Bushfires on minds at Australian awards

Paul Osborne
Prime Minister Scott Morrison poses with three of the four Australian of the Year category winners

All people involved in tackling the bushfire emergency are "Australians of the year" according to Prime Minister Scott Morrison.

But there had to be one winner.

South Australian eye surgeon Dr James Muecke wants to put the fight against diabetes - and the role of sugar - on the national agenda.

Type 2 diabetes affects about one in 10 Australians, is the fastest-growing cause of blindness in Aboriginal people, and the sixth-biggest killer in the country.

Dr Muecke said as an eye surgeon he often saw patients at the end stage of their diabetes, when it's too late to save their sight.

"My mission this year is to get back to the root cause of this disease and prevent what will otherwise be our nation's health catastrophe," he said after being named Australian of the Year overnight.

He wants to encourage "hard-hitting strategies" to build greater awareness of the detrimental role of sugar.

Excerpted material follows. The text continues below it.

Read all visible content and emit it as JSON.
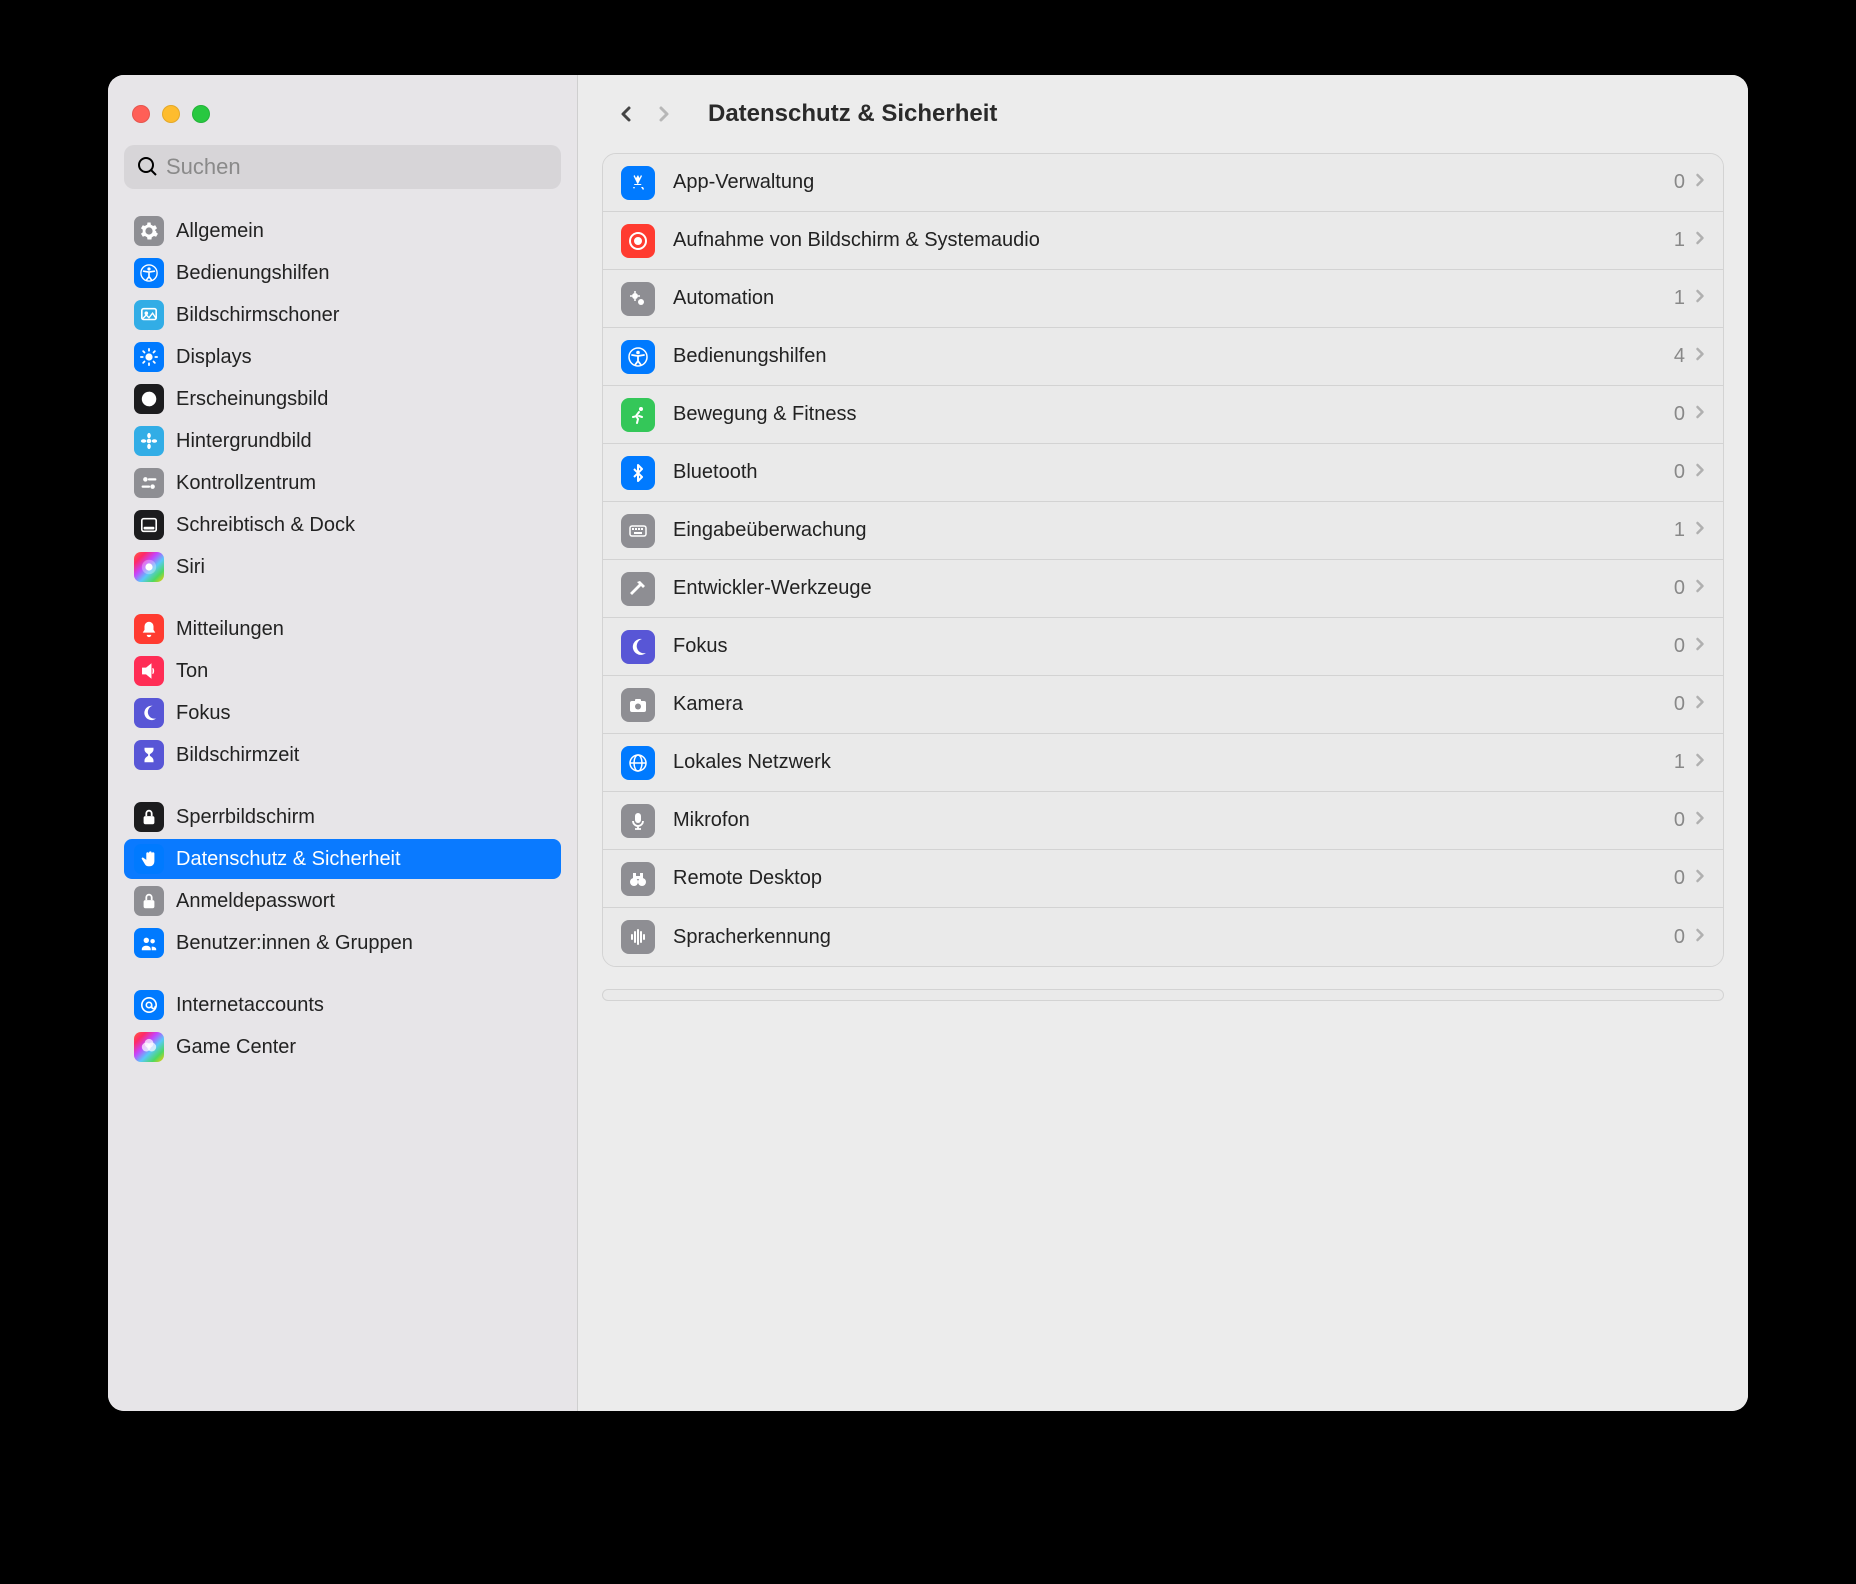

"And how it's as toxic and addictive as nicotine, and should be treated by consumers, businesses and governments as such."

Awards also went to Queensland tennis sensation Ash Barty (Young Australian), WA obstetrics specialist Professor John Newnham (Senior Australian) and NSW youth advocate Bernie Shakeshaft (Local Hero).

With smoke from nearby bushfires in the air outside the Canberra ceremony venue, Mr Morrison paid tribute to all those involved in tackling the emergency or impacted by it.

"They - like the nominees here tonight - are demonstrating to us that our national story is one of great achievement, but also of pain, of effort, sweat," he said.

"You are all Australians of the year."

Dr Muecke poured out similar praise.

"During this turmoil, we've seen the best in human nature and have witnessed the true Aussie spirit rise - proud, and unrelenting."

Barty was presented with her award in Melbourne by 2002 Australian of the Year Pat Rafter.

She was in the Victorian capital attempting to become the first home-grown Australian Open singles winner since Chris O'Neil in 1978.

"All of my values that I've lived by and try to live by every single day, regardless of whether it's in sport ... all come from mum and dad," the ever-humble Barty said after receiving her award.

Perth-based Professor Newnham, 67, is recognised as one of the world's leading authorities in the prevention of pre-term birth, the single greatest cause of death and disability in children up to five years of age.

"It is now time for prevention of pre-term birth to become a national priority for Australia."

Mr Shakeshaft took out the Local Hero award for his work with disadvantaged youth in the NSW regional city of Armidale, through the BackTrack Youth Works program.